(AIM OF THE EXERCISE): Every line containing the string "tags" is to be copied from the records.

(ENTRIES SHOWN):
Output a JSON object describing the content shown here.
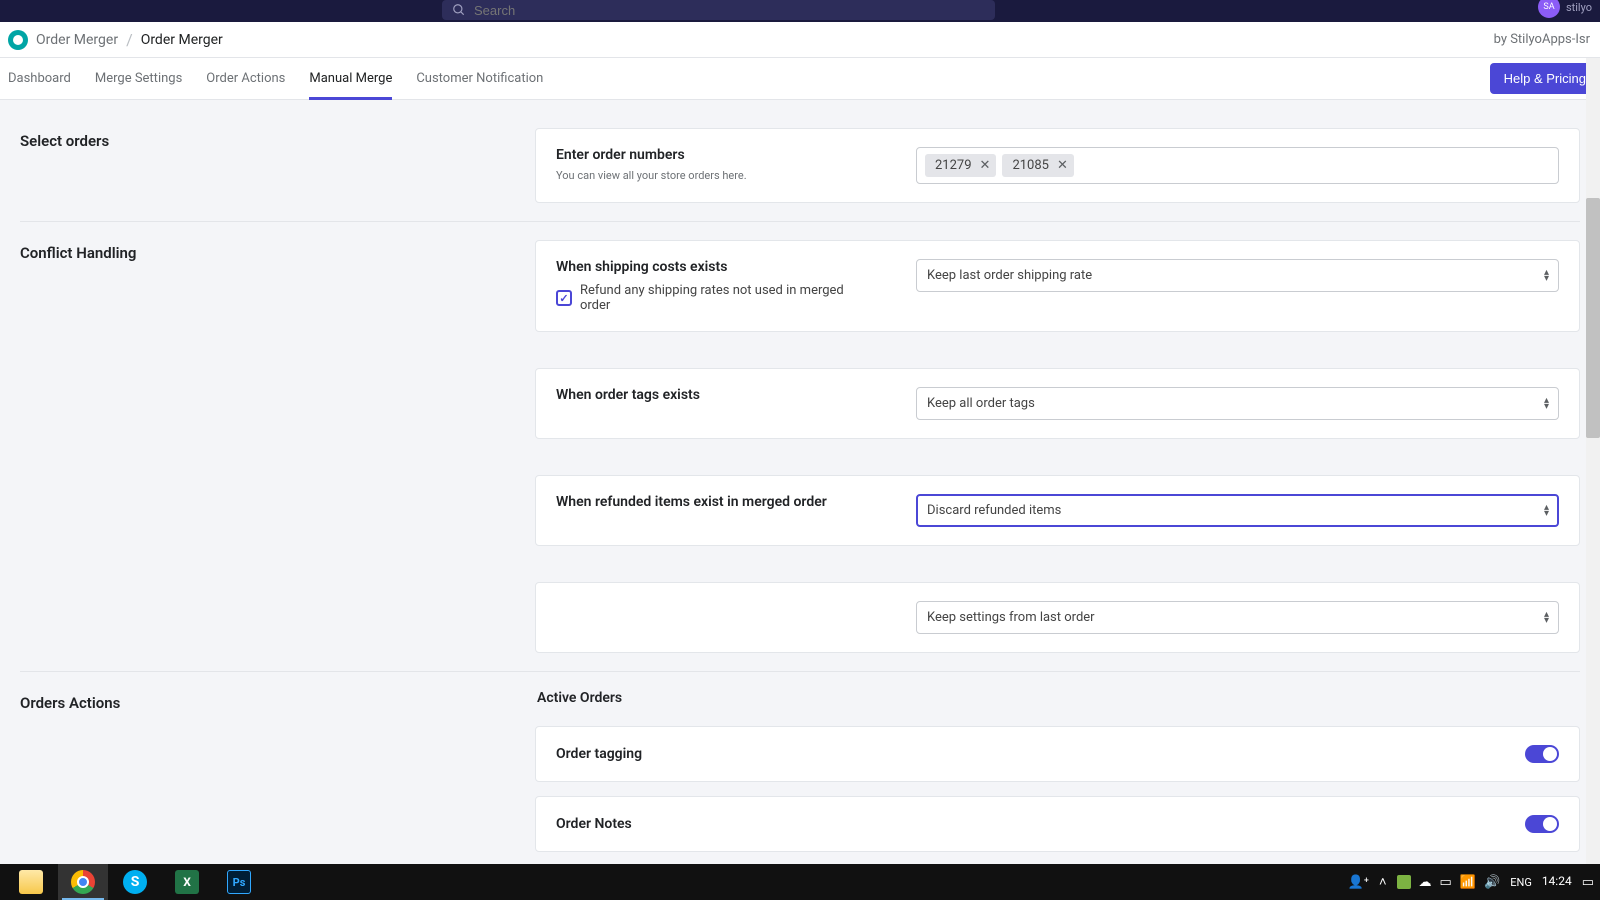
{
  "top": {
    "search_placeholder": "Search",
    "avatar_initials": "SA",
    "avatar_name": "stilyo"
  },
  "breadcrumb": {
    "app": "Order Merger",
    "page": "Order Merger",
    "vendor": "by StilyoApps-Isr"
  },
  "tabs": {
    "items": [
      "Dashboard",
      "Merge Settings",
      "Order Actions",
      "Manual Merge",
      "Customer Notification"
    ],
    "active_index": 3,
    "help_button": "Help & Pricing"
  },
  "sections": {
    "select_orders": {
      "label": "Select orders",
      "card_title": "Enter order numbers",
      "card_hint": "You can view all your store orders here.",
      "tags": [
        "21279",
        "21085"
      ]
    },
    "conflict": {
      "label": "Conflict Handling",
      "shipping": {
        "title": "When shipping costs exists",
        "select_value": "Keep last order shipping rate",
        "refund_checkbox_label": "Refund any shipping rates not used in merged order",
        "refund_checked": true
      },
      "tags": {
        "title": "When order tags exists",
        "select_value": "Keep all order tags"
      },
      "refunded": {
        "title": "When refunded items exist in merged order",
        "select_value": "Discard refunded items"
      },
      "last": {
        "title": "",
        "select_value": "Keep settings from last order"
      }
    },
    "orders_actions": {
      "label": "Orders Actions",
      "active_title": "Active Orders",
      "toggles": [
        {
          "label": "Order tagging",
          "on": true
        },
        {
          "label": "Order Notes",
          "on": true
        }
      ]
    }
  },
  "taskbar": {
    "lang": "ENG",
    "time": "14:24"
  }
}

(FINISHED EXERCISE):
      "tags": [
      "tags": {
        "title": "When order tags exists",
        "select_value": "Keep all order tags"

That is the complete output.